I grew up on the planet. I appreciate everything I see. Growing up in New York state was hugely influential. We had leaders who understood they needed to protect the water supply. We have the Adirondacks, [which] I’ve been blessed to enjoy so much. We have the oceans, lakes, water. Even Central Park — as a New Yorker, I can say that.

I think it’s natural for human beings to care about their environment … so I think it was a very natural progression for me to go from someone who was aware of the environment to seeing it was in danger and wanting to help get the word out.

I imagine your being here today isn’t unrelated to your role in “Avatar.”

I was actually in Brooklyn giving out “Avatar” eco-warrior awards to some kids in the high school for writing very eloquent essays about how “Avatar” made them feel about the environment.

I think it touched a chord with people all over the world that can already see that we’re having a negative impact on our planet by burning fossil fuels and that it’s imperative that we start switching to a clean, green economy.

I think the movie’s very successful, it’s very entertaining, people love the love story, but what they talk about is how moving the movie is. A huge environmental message comes through the film, and it also seems to empower us with ownership of the planet — that it is up to us to fight for our natural resources and our natural landscapes and our fellow species. Unfortunately, man is greedy; corporations are greedy.

How do you prepare for a unique role like that?

One of the things that I liked about my part is that she’s a scientist. She unfortunately had to leave Earth because there was no botany left on the Earth.

We had a lot of science in the movie, some of which didn’t make it into the final cut. We had to figure out how scientists in the future would take samples. I think one of the reasons we wanted to do that is to encourage children to pursue science, and especially young girls.

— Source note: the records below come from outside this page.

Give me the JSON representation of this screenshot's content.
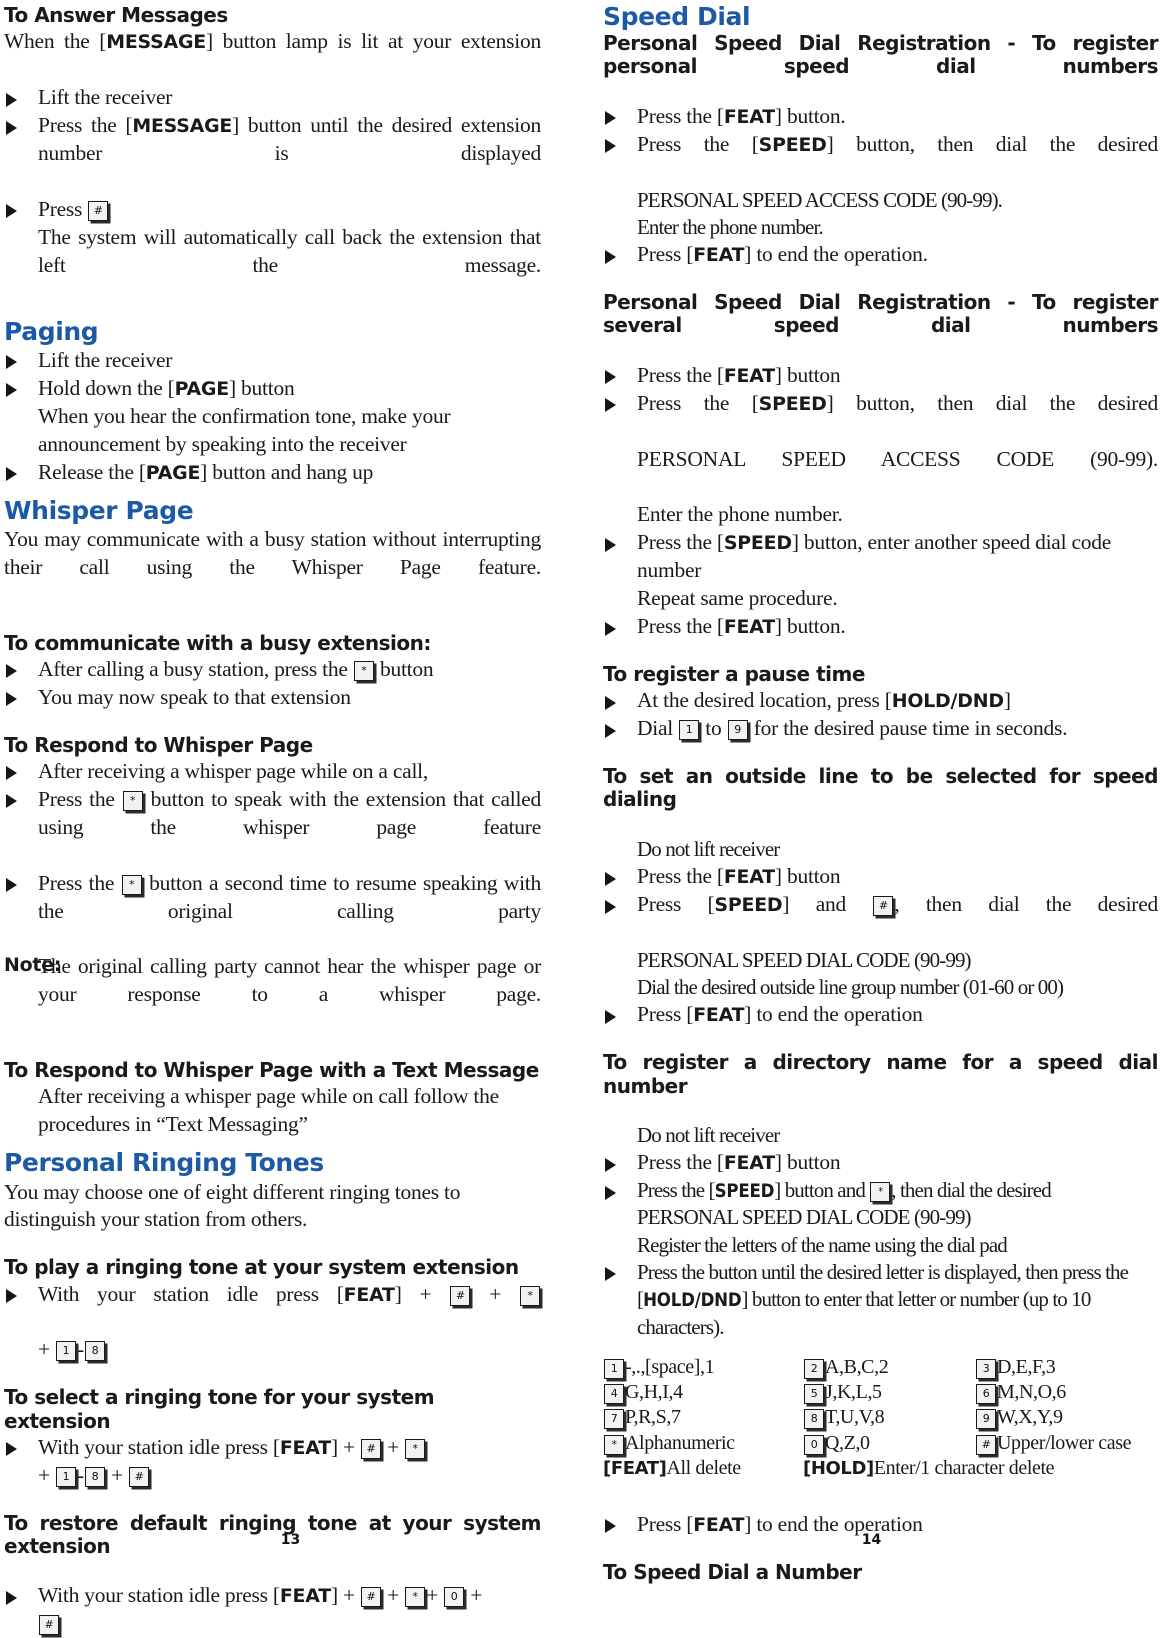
{
  "document": {
    "left_page_number": "13",
    "right_page_number": "14",
    "accent_color": "#1d5aa6"
  },
  "left_column": {
    "answer_messages": {
      "heading": "To Answer Messages",
      "intro_a": "When the [",
      "intro_b": "MESSAGE",
      "intro_c": "] button lamp is lit at your extension",
      "b1": "Lift the receiver",
      "b2_a": "Press the [",
      "b2_b": "MESSAGE",
      "b2_c": "] button until the desired extension number is displayed",
      "b3_a": "Press",
      "b3_key": "#",
      "b3_cont": "The system will automatically call back the extension that left the message."
    },
    "paging": {
      "heading": "Paging",
      "b1": "Lift the receiver",
      "b2_a": "Hold down the [",
      "b2_b": "PAGE",
      "b2_c": "] button",
      "b3": "When you hear the confirmation tone, make your announcement by speaking into the receiver",
      "b4_a": "Release the [",
      "b4_b": "PAGE",
      "b4_c": "] button and hang up"
    },
    "whisper_page": {
      "heading": "Whisper Page",
      "intro": "You may communicate with a busy station without interrupting their call using the Whisper Page feature.",
      "busy_heading": "To communicate with a busy extension:",
      "busy_b1_a": "After calling a busy station, press the",
      "busy_b1_key": "*",
      "busy_b1_b": "button",
      "busy_b2": "You may now speak to that extension",
      "respond_heading": "To Respond to Whisper Page",
      "r_b1": "After receiving a whisper page while on a call,",
      "r_b2_a": "Press the",
      "r_b2_key": "*",
      "r_b2_b": "button to speak with the extension that called using the whisper page feature",
      "r_b3_a": "Press the",
      "r_b3_key": "*",
      "r_b3_b": "button a second time to resume speaking with the original calling party",
      "note_label": "Note:",
      "note_text": "The original calling party cannot hear the whisper page or your response to a whisper page.",
      "text_msg_heading": "To Respond to Whisper Page with a Text Message",
      "t_b1": "After receiving a whisper page while on call follow the procedures in “Text Messaging”"
    },
    "ringing_tones": {
      "heading": "Personal Ringing Tones",
      "intro": "You may choose one of eight different ringing tones to distinguish your station from others.",
      "play_heading": "To play a ringing tone at your system extension",
      "play_a": "With your station idle press [",
      "play_feat": "FEAT",
      "play_b": "] +",
      "play_k1": "#",
      "play_plus": "+",
      "play_k2": "*",
      "play_line2_plus": "+",
      "play_k3": "1",
      "play_dash": "-",
      "play_k4": "8",
      "select_heading": "To select a ringing tone for your system extension",
      "select_a": "With your station idle press [",
      "select_feat": "FEAT",
      "select_b": "] +",
      "select_k1": "#",
      "select_plus": "+",
      "select_k2": "*",
      "select_k3": "1",
      "select_dash": "-",
      "select_k4": "8",
      "select_plus2": "+",
      "select_k5": "#",
      "restore_heading": "To restore default ringing tone at your system extension",
      "restore_a": "With your station idle press [",
      "restore_feat": "FEAT",
      "restore_b": "] +",
      "restore_k1": "#",
      "restore_plus": "+",
      "restore_k2": "*",
      "restore_plus2": "+",
      "restore_k3": "0",
      "restore_plus3": "+",
      "restore_k4": "#"
    }
  },
  "right_column": {
    "speed_dial": {
      "heading": "Speed Dial",
      "reg_heading": "Personal Speed Dial Registration - To register personal speed dial numbers",
      "r_b1_a": "Press the [",
      "r_b1_feat": "FEAT",
      "r_b1_b": "] button.",
      "r_b2_a": "Press the [",
      "r_b2_speed": "SPEED",
      "r_b2_b": "] button, then dial the desired",
      "r_b2_cont": "PERSONAL SPEED ACCESS CODE (90-99).",
      "r_b3": "Enter the phone number.",
      "r_b4_a": "Press [",
      "r_b4_feat": "FEAT",
      "r_b4_b": "] to end the operation.",
      "several_heading": "Personal Speed Dial Registration - To register several speed dial numbers",
      "s_b1_a": "Press the [",
      "s_b1_feat": "FEAT",
      "s_b1_b": "] button",
      "s_b2_a": "Press the [",
      "s_b2_speed": "SPEED",
      "s_b2_b": "] button, then dial the desired",
      "s_b2_cont": "PERSONAL SPEED ACCESS CODE (90-99).",
      "s_b3": "Enter the phone number.",
      "s_b4_a": "Press the [",
      "s_b4_speed": "SPEED",
      "s_b4_b": "] button, enter another speed dial code number",
      "s_b5": "Repeat same procedure.",
      "s_b6_a": "Press the [",
      "s_b6_feat": "FEAT",
      "s_b6_b": "] button.",
      "pause_heading": "To register a pause time",
      "p_b1_a": "At the desired location, press [",
      "p_b1_hold": "HOLD/DND",
      "p_b1_b": "]",
      "p_b2_a": "Dial",
      "p_b2_k1": "1",
      "p_b2_mid": "to",
      "p_b2_k2": "9",
      "p_b2_b": "for the desired pause time in seconds.",
      "outside_heading": "To set an outside line to be selected for speed dialing",
      "o_b1": "Do not lift receiver",
      "o_b2_a": "Press the [",
      "o_b2_feat": "FEAT",
      "o_b2_b": "] button",
      "o_b3_a": "Press [",
      "o_b3_speed": "SPEED",
      "o_b3_b": "] and",
      "o_b3_key": "#",
      "o_b3_c": ", then dial the desired",
      "o_b3_cont": "PERSONAL SPEED DIAL CODE (90-99)",
      "o_b4": "Dial the desired outside line group number (01-60 or 00)",
      "o_b5_a": "Press [",
      "o_b5_feat": "FEAT",
      "o_b5_b": "] to end the operation",
      "dir_heading": "To register a directory name for a speed dial number",
      "d_b1": "Do not lift receiver",
      "d_b2_a": "Press the [",
      "d_b2_feat": "FEAT",
      "d_b2_b": "] button",
      "d_b3_a": "Press the [",
      "d_b3_speed": "SPEED",
      "d_b3_b": "] button and",
      "d_b3_key": "*",
      "d_b3_c": ", then dial the desired",
      "d_b3_cont": "PERSONAL SPEED DIAL CODE (90-99)",
      "d_b4": "Register the letters of the name using the dial pad",
      "d_b5_a": "Press the button until the desired letter is displayed, then press the [",
      "d_b5_hold": "HOLD/DND",
      "d_b5_b": "] button to enter that letter or number (up to 10 characters).",
      "end_b_a": "Press [",
      "end_b_feat": "FEAT",
      "end_b_b": "] to end the operation",
      "speed_dial_number_heading": "To Speed Dial a Number"
    },
    "letter_map": {
      "rows": [
        [
          {
            "key": "1",
            "text": "-,.,[space],1"
          },
          {
            "key": "2",
            "text": "A,B,C,2"
          },
          {
            "key": "3",
            "text": "D,E,F,3"
          }
        ],
        [
          {
            "key": "4",
            "text": "G,H,I,4"
          },
          {
            "key": "5",
            "text": "J,K,L,5"
          },
          {
            "key": "6",
            "text": "M,N,O,6"
          }
        ],
        [
          {
            "key": "7",
            "text": "P,R,S,7"
          },
          {
            "key": "8",
            "text": "T,U,V,8"
          },
          {
            "key": "9",
            "text": "W,X,Y,9"
          }
        ],
        [
          {
            "key": "*",
            "text": "Alphanumeric"
          },
          {
            "key": "0",
            "text": "Q,Z,0"
          },
          {
            "key": "#",
            "text": "Upper/lower case"
          }
        ]
      ],
      "footer": {
        "feat_label": "[FEAT]",
        "feat_text": "All delete",
        "hold_label": "[HOLD]",
        "hold_text": "Enter/1 character delete"
      }
    }
  }
}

Have you ever played a political figure in a movie?

I can’t remember that I have, but I’ve done some good research today.

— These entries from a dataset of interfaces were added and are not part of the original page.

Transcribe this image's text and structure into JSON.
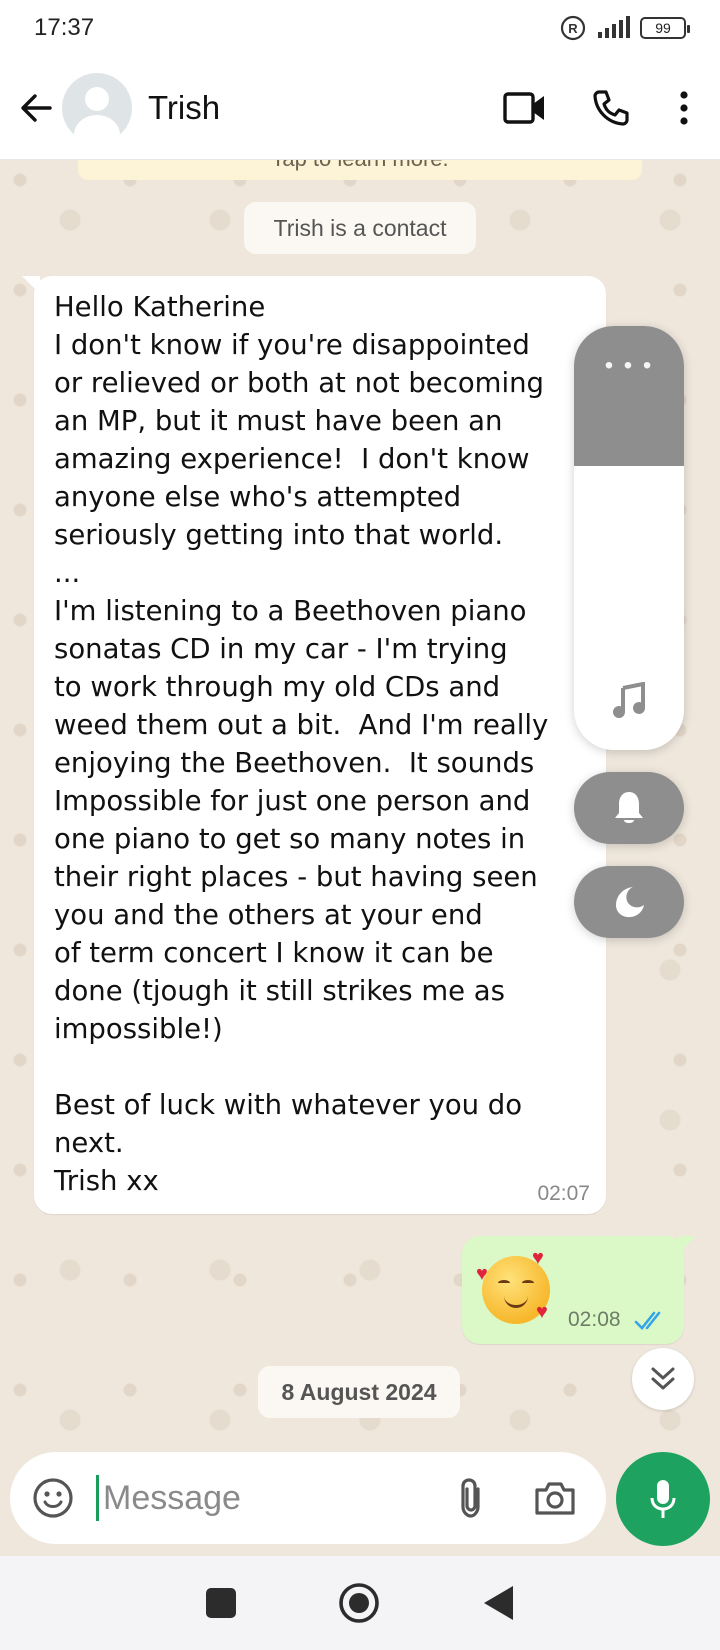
{
  "status_bar": {
    "time": "17:37",
    "battery": "99"
  },
  "header": {
    "contact_name": "Trish"
  },
  "chat": {
    "tip_text": "Tap to learn more.",
    "contact_notice": "Trish is a contact",
    "incoming_message": {
      "text": "Hello Katherine\nI don't know if you're disappointed\nor relieved or both at not becoming\nan MP, but it must have been an\namazing experience!  I don't know\nanyone else who's attempted\nseriously getting into that world.\n...\nI'm listening to a Beethoven piano\nsonatas CD in my car - I'm trying\nto work through my old CDs and\nweed them out a bit.  And I'm really\nenjoying the Beethoven.  It sounds\nImpossible for just one person and\none piano to get so many notes in\ntheir right places - but having seen\nyou and the others at your end\nof term concert I know it can be\ndone (tjough it still strikes me as\nimpossible!)\n\nBest of luck with whatever you do\nnext.\nTrish xx",
      "time": "02:07"
    },
    "outgoing_message": {
      "emoji": "smiling-face-with-hearts",
      "time": "02:08",
      "status": "read"
    },
    "date_divider": "8 August 2024"
  },
  "volume_overlay": {
    "level": 0.33
  },
  "composer": {
    "placeholder": "Message"
  },
  "colors": {
    "accent": "#1da35f",
    "outgoing_bubble": "#dbf8c7",
    "read_ticks": "#34a4e8"
  }
}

And what are your conclusions? 

I have to say, I’m very impressed by some of the leadership on the climate bill. It’s a very interesting time to be a politician in this country. It takes tremendous energy to get points across and to work in a bipartisan fashion, and I have tremendous admiration for the senators I met today.

What else do you like to do besides make movies and talk about ocean acidification?

I love to hike, and I love to walk, and I love to go to some of these beautiful natural parts of our country. I don’t get to do it enough, but I really find that I get an incredible amount of sustenance from nature more and more as I get older — in every possible way: physically, emotionally.

What’s in store for you for the future?

I’m hoping I’ll continue to work for NRDC on these issues. They’re not going away, and I’d love to reach out to more people who I don’t think are aware of them.

On the job front, I think I’m playing a vampire next, and I have five movies coming out. And I hope I have a chance to do some hiking.

How did you prepare for your testimony?

At this point, because I made the film “Acid Test,” I think I just was able to build on what I already know.

I did try to learn more about the senators’ different positions and everything because, obviously, everyone needs to respect each other’s points of view.

But still, my job was to get the message across that we want action, that the status quo is not acceptable and that people should get in touch with their senators to tell them, and that they can watch the film “Acid Test.” The science is very clear and good for the whole family.

Were you nervous?

I have so much respect for these men and women, and it was such a thrill for me to meet Sen. Snowe, Sen. Cantwell, Sen. Lautenberg. I’m leaving Capitol Hill feeling very inspired by the leadership here. I think there’s a great chance to get this done.

To recommend a political personality for 20 Questions, call Kris Kitto at (202)628-8539 or e-mail him at kkitto@thehill.com.